Regime officials and experts like Zahed sense the danger better than anyone else. They face a volatile society and see an angry population threatening everything their ilk has helped to preserve for decades.
“You can’t believe how much pledges to calmness, dialogue, reform, negotiation, logic, etc. have become tough (these days); not tough, rather it is over. This is the biggest threat to the psychological and political stability of the country,” Zahed said, and by “country,” he meant the ruling theocracy.

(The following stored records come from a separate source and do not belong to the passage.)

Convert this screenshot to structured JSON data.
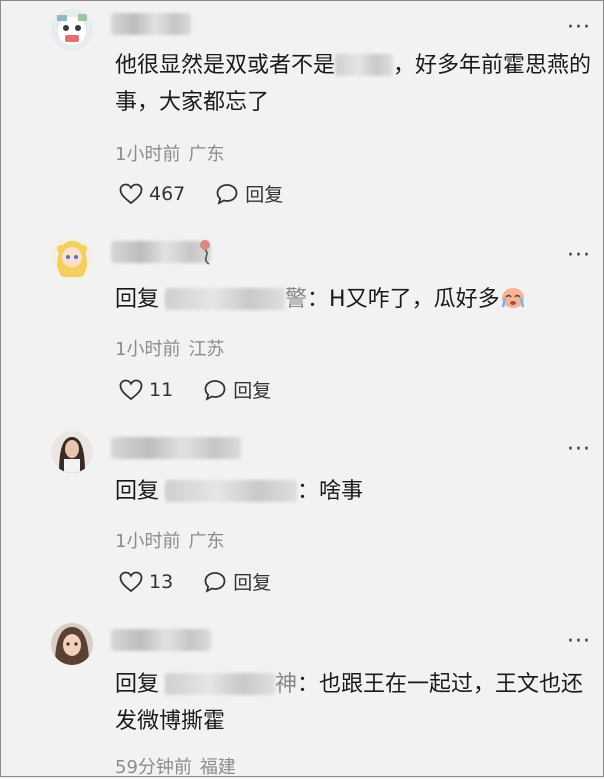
{
  "comments": [
    {
      "text_before": "他很显然是双或者不是",
      "text_after": "，好多年前霍思燕的事，大家都忘了",
      "time": "1小时前",
      "location": "广东",
      "likes": "467",
      "reply_label": "回复"
    },
    {
      "reply_prefix": "回复",
      "name_tail": "警",
      "text": "：H又咋了，瓜好多",
      "emoji": "crying-face-emoji",
      "time": "1小时前",
      "location": "江苏",
      "likes": "11",
      "reply_label": "回复"
    },
    {
      "reply_prefix": "回复",
      "text": "：啥事",
      "time": "1小时前",
      "location": "广东",
      "likes": "13",
      "reply_label": "回复"
    },
    {
      "reply_prefix": "回复",
      "name_tail": "神",
      "text": "：也跟王在一起过，王文也还发微博撕霍",
      "time": "59分钟前",
      "location": "福建"
    }
  ],
  "more_glyph": "···",
  "colors": {
    "background": "#f2f2f2",
    "meta_gray": "#8c8c8c",
    "text": "#1a1a1a"
  }
}
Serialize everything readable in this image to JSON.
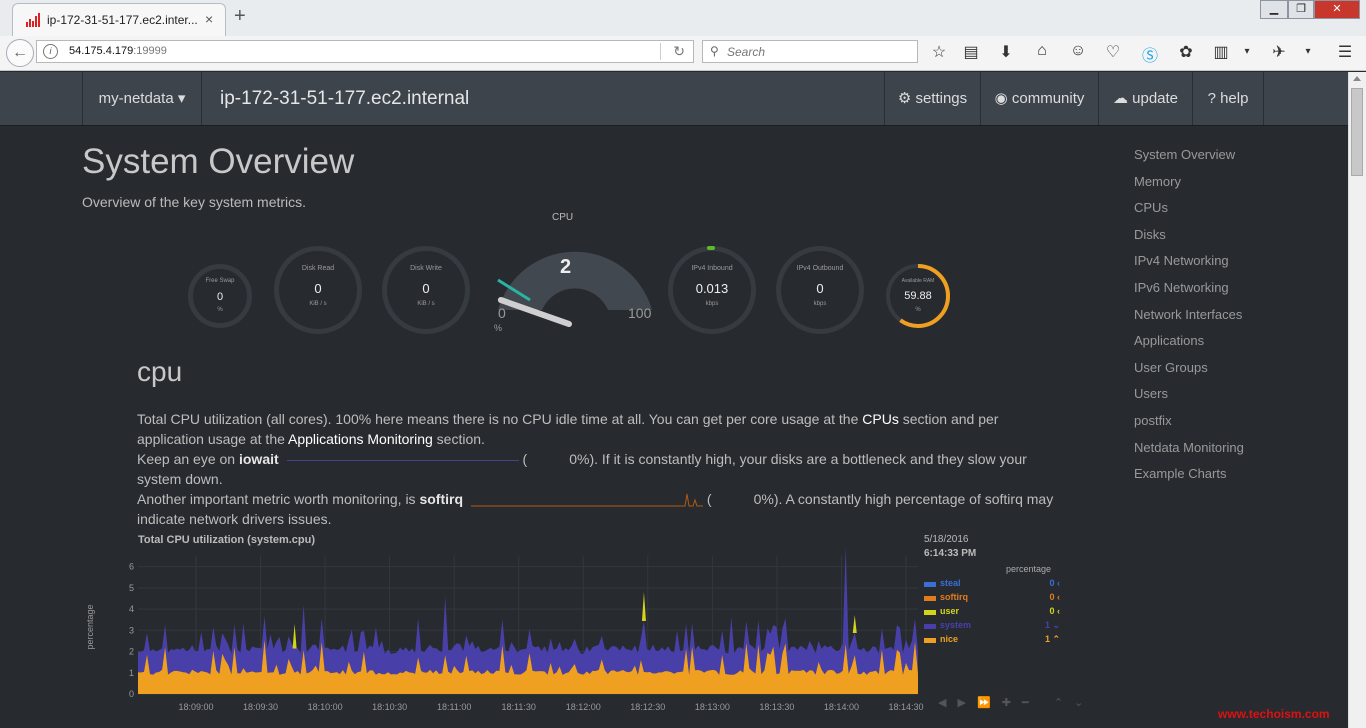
{
  "browser": {
    "tab_title": "ip-172-31-51-177.ec2.inter...",
    "tab_close": "×",
    "new_tab": "+",
    "url_host": "54.175.4.179",
    "url_port": ":19999",
    "search_placeholder": "Search",
    "window_controls": [
      "minimize",
      "maximize",
      "close"
    ]
  },
  "navbar": {
    "brand": "my-netdata ▾",
    "host": "ip-172-31-51-177.ec2.internal",
    "links": [
      {
        "label": "⚙ settings",
        "icon": "gear-icon"
      },
      {
        "label": "◉ community",
        "icon": "github-icon"
      },
      {
        "label": "☁ update",
        "icon": "cloud-download-icon"
      },
      {
        "label": "? help",
        "icon": "question-icon"
      }
    ]
  },
  "page": {
    "title": "System Overview",
    "subtitle": "Overview of the key system metrics."
  },
  "gauges": [
    {
      "label": "Free Swap",
      "value": "0",
      "unit": "%"
    },
    {
      "label": "Disk Read",
      "value": "0",
      "unit": "KiB / s"
    },
    {
      "label": "Disk Write",
      "value": "0",
      "unit": "KiB / s"
    },
    {
      "label": "IPv4 Inbound",
      "value": "0.013",
      "unit": "kbps"
    },
    {
      "label": "IPv4 Outbound",
      "value": "0",
      "unit": "kbps"
    },
    {
      "label": "Available RAM",
      "value": "59.88",
      "unit": "%",
      "fraction": 0.5988
    }
  ],
  "cpu_gauge": {
    "label": "CPU",
    "value": "2",
    "min": "0",
    "max": "100",
    "unit": "%",
    "fraction": 0.02
  },
  "section": {
    "heading": "cpu",
    "p1_a": "Total CPU utilization (all cores). 100% here means there is no CPU idle time at all. You can get per core usage at the ",
    "p1_link1": "CPUs",
    "p1_b": " section and per application usage at the ",
    "p1_link2": "Applications Monitoring",
    "p1_c": " section.",
    "p2_a": "Keep an eye on ",
    "p2_b": "iowait",
    "p2_c": "0%). If it is constantly high, your disks are a bottleneck and they slow your system down.",
    "p3_a": "Another important metric worth monitoring, is ",
    "p3_b": "softirq",
    "p3_c": "0%). A constantly high percentage of softirq may indicate network drivers issues.",
    "paren": "("
  },
  "chart_data": {
    "type": "area",
    "title": "Total CPU utilization (system.cpu)",
    "ylabel": "percentage",
    "ylim": [
      0,
      6.5
    ],
    "yticks": [
      "0",
      "1",
      "2",
      "3",
      "4",
      "5",
      "6"
    ],
    "xticks": [
      "18:09:00",
      "18:09:30",
      "18:10:00",
      "18:10:30",
      "18:11:00",
      "18:11:30",
      "18:12:00",
      "18:12:30",
      "18:13:00",
      "18:13:30",
      "18:14:00",
      "18:14:30"
    ],
    "date": "5/18/2016",
    "time": "6:14:33 PM",
    "legend_unit": "percentage",
    "series": [
      {
        "name": "steal",
        "value": "0",
        "arrow": "‹",
        "color": "#3a6fd6"
      },
      {
        "name": "softirq",
        "value": "0",
        "arrow": "‹",
        "color": "#e27b1e"
      },
      {
        "name": "user",
        "value": "0",
        "arrow": "‹",
        "color": "#d4d41a"
      },
      {
        "name": "system",
        "value": "1",
        "arrow": "⌄",
        "color": "#4840a8"
      },
      {
        "name": "nice",
        "value": "1",
        "arrow": "⌃",
        "color": "#f0a020"
      }
    ]
  },
  "toc": [
    "System Overview",
    "Memory",
    "CPUs",
    "Disks",
    "IPv4 Networking",
    "IPv6 Networking",
    "Network Interfaces",
    "Applications",
    "User Groups",
    "Users",
    "postfix",
    "Netdata Monitoring",
    "Example Charts"
  ],
  "watermark": "www.techoism.com"
}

If Zahed and his peers had slightly cared about Iran’s stability, they wouldn’t be occupying top positions in a regime that squanders national wealth on terrorism and inflicts violence on people. Zahed, who worked as an advisor to the so-called “moderate” President Hassan Rouhani, did not have a sudden change of heart. But when there is nothing more to loot, thieves lock horns.
“But I have no answer if you ask me for a solution. I can’t even explain it to my daughters, let alone the students or the outer audience. Suppose I’d answer it fairly about who is responsible for this situation. In that case, I’d say that the share of the Islamic Republic of Iran is undoubtedly more than the rest,” Zahed said, rejecting officials’ “national dialogue” rhetoric.
Nor is the current uprising tied to any of the regime’s internal factions or groupings. There are no illusions about reform or gradual change from within. One of the popular slogans in #Tehran is “Hard-liners, reformers, the game is now over”#Iranprotests pic.twitter.com/saMjwuA42t
— Maryam Rajavi (@Maryam_Rajavi) January 9, 2018
Iran’s society has long rejected the so-called “reformist” faction. Founded in 1997, the primary objective of the faction was to misguide Iranians and the international community into the mirage of “moderation.” Iranians soon overcame the myth of reformism as they sensed the regime’s brutality with bone and flesh. Several uprisings, including the student movement in 1998, are testaments to this fact. In other words, this movement was always bereft of solutions to Iran’s domestic crises; it was created to help the ruling regime and to get “regime change” off the table.
The last nail in the “reformism” coffin was delivered by Iranians in 2018 when they chanted on the streets, “reformist, hardliner, the game is over.” It took four years for Zahed and other officials to acknowledge this fact.
It is worth noting that the Iranian Resistance vehemently rejected the false notion of the clerical regime’s moderation for a long, taking this message to Iranian society as well as advocating it on the international stage. On May 24, 1997, one day after Mohammad Khatami took office, the Iranian Resistance Leader, Mr. Massoud Rajavi, famously said, “A viper never gives birth to a dove.”
While Iranian people and even authorities have declared the “end of reformism,” sadly, western officials are still wandering toward the mirage of moderation. Insisting on reviving the highly flawed Iran nuclear deal, calling for dialogue, and refusing to recognize the Iranian people’s right to self-defense in the face of the regime’s mounting violence, are some inapt actions the western democracies are taking. Whether they are anticipating the uprising to be quelled again or opting to preserve strategic interests in the status quo, eventually, the Iranian people will prove them wrong again, like in 1979.
After almost three decades of the night-walking towards the Iranian “myth of moderation” or a change in behavior from Iran’s clerical regime, the security, as well as the economic stability of the world, has changed for the worse. The result has been nonother than the regime’s rampant terrorism in the region and more human rights violations with impunity.
The world’s inaction vis-à-vis Tehran’s malign activities emboldened the regime to send its diplomat-terrorist to France, with the task of bombing the opposition’s rally in 2018 and killing hundreds of Western leaders and legislators. People in over 190 cities are chanting slogans such as “Death to Khamenei” and “Down with the dictator.” They are rejecting the ruling theocracy in its entirety and calling for regime change.
The international community should go beyond expressing solidarity with Iranians. It must recognize the Iranian people’s right to self-defense and self-determination of their future. By doing this, it might heed the Iranian people at last or even those who have misguided the world for so long.
— Maryam Rajavi (@Maryam_Rajavi) October 21, 2009